The man, who was found to have a blood-alcohol level of .209, was hospitalized and treated for a traumatic brain injury, scrapes, a bone chip fracture and Taser dart wounds. The memo said it was impossible to know whether all of the injuries were caused by the deputies because man said he head-butted someone while riding a bicycle just before the incident.
The district attorney’s office declined to prosecute Courtial for assault under color of authority or vandalism, finding that the man was actively resisting deputies when Courtial used force. Prosecutors also noted Courtial’s kicking of the truck “could reasonably be construed as part of the suspect’s arrest,” reasoning that there was insufficient evidence to show the deputy acted maliciously, according to the memo.
Still, the district attorney’s office found Courtial’s actions to be excessive.
“It must be noted that Courtial’s unilateral and unnecessary property damage and initiation of force, while ultimately lawful, was unnecessary in the situation with which he was confronted. The scene which he entered was already secured by two other deputies whom Courtial ignored to act on his own,” prosecutors wrote.
The Sheriff’s Department found Courtial violated several department policies, including ones governing de-escalation and unreasonable force.
“You used force which was unreasonable and/or unnecessary and/or excessive … when you punched [the man] numerous times after throwing him to the ground while there were adequate personnel on scene to control [him],” wrote North Patrol Division Chief John Benedict in a disciplinary letter to Courtial, which is partially redacted.
The letter was released Wednesday by the Civil Service Commission under a landmark transparency law that opens up some records of police misconduct, including cases involving serious use of force.

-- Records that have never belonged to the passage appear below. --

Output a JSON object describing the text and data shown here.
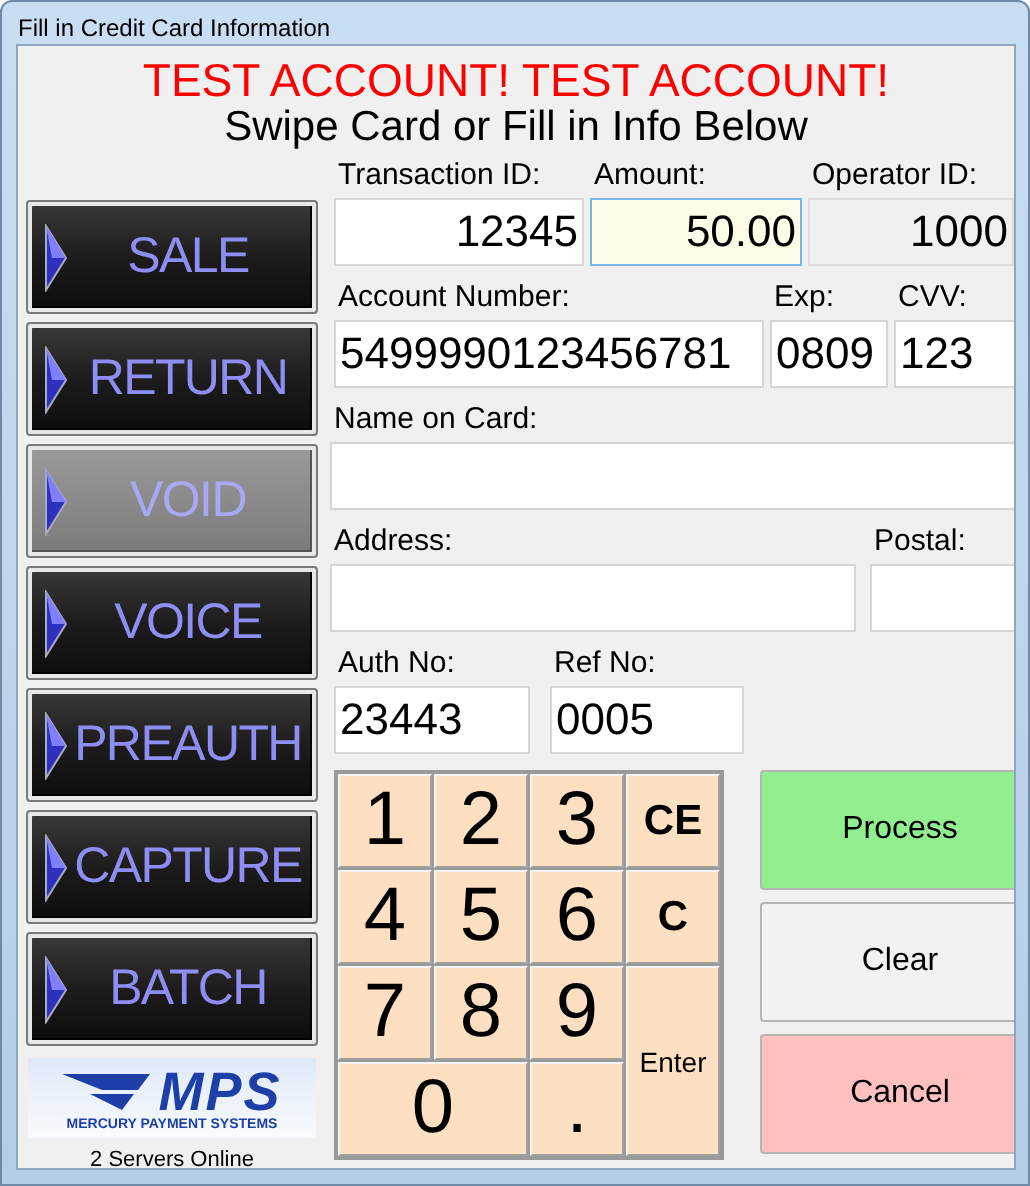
{
  "window": {
    "title": "Fill in Credit Card Information"
  },
  "banner": "TEST ACCOUNT! TEST ACCOUNT!",
  "instruction": "Swipe Card or Fill in Info Below",
  "transaction_types": [
    {
      "label": "SALE",
      "disabled": false
    },
    {
      "label": "RETURN",
      "disabled": false
    },
    {
      "label": "VOID",
      "disabled": true
    },
    {
      "label": "VOICE",
      "disabled": false
    },
    {
      "label": "PREAUTH",
      "disabled": false
    },
    {
      "label": "CAPTURE",
      "disabled": false
    },
    {
      "label": "BATCH",
      "disabled": false
    }
  ],
  "logo": {
    "mark": "MPS",
    "tagline": "MERCURY PAYMENT SYSTEMS"
  },
  "server_status": "2 Servers Online",
  "field_rows": [
    [
      {
        "label": "Transaction ID:",
        "value": "12345",
        "focused": false,
        "disabled": false
      },
      {
        "label": "Amount:",
        "value": "50.00",
        "focused": true,
        "disabled": false
      },
      {
        "label": "Operator ID:",
        "value": "1000",
        "focused": false,
        "disabled": true
      }
    ],
    [
      {
        "label": "Account Number:",
        "value": "5499990123456781",
        "focused": false,
        "disabled": false
      },
      {
        "label": "Exp:",
        "value": "0809",
        "focused": false,
        "disabled": false
      },
      {
        "label": "CVV:",
        "value": "123",
        "focused": false,
        "disabled": false
      }
    ],
    [
      {
        "label": "Name on Card:",
        "focused": false,
        "disabled": false
      }
    ],
    [
      {
        "label": "Address:",
        "focused": false,
        "disabled": false
      },
      {
        "label": "Postal:",
        "focused": false,
        "disabled": false
      }
    ],
    [
      {
        "label": "Auth No:",
        "value": "23443",
        "focused": false,
        "disabled": false
      },
      {
        "label": "Ref No:",
        "value": "0005",
        "focused": false,
        "disabled": false
      }
    ]
  ],
  "keypad": [
    {
      "label": "1",
      "kind": "digit"
    },
    {
      "label": "2",
      "kind": "digit"
    },
    {
      "label": "3",
      "kind": "digit"
    },
    {
      "label": "CE",
      "kind": "command"
    },
    {
      "label": "4",
      "kind": "digit"
    },
    {
      "label": "5",
      "kind": "digit"
    },
    {
      "label": "6",
      "kind": "digit"
    },
    {
      "label": "C",
      "kind": "command"
    },
    {
      "label": "7",
      "kind": "digit"
    },
    {
      "label": "8",
      "kind": "digit"
    },
    {
      "label": "9",
      "kind": "digit"
    },
    {
      "label": "Enter",
      "kind": "enter"
    },
    {
      "label": "0",
      "kind": "wide"
    },
    {
      "label": ".",
      "kind": "digit"
    }
  ],
  "actions": [
    {
      "label": "Process",
      "kind": "process"
    },
    {
      "label": "Clear",
      "kind": "clear"
    },
    {
      "label": "Cancel",
      "kind": "cancel"
    }
  ]
}
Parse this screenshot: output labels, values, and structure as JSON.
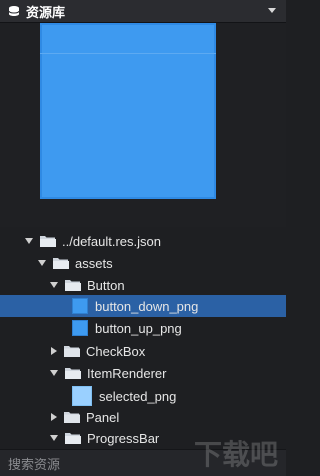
{
  "panel": {
    "title": "资源库"
  },
  "tree": {
    "items": [
      {
        "label": "../default.res.json"
      },
      {
        "label": "assets"
      },
      {
        "label": "Button"
      },
      {
        "label": "button_down_png"
      },
      {
        "label": "button_up_png"
      },
      {
        "label": "CheckBox"
      },
      {
        "label": "ItemRenderer"
      },
      {
        "label": "selected_png"
      },
      {
        "label": "Panel"
      },
      {
        "label": "ProgressBar"
      }
    ]
  },
  "search": {
    "placeholder": "搜索资源"
  },
  "colors": {
    "accent": "#3e9af0",
    "selection": "#2b61a5",
    "background": "#1e1f22"
  },
  "watermark": "下载吧"
}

Villanueva often spoke during his campaign of creating a “truth and reconciliation” panel to hear the cases of deputies and members of the public who believed they’d been wronged by the Sheriff’s Department. Mandoyan’s case was reviewed by such a panel, but the Sheriff’s Department said Courtial’s was not.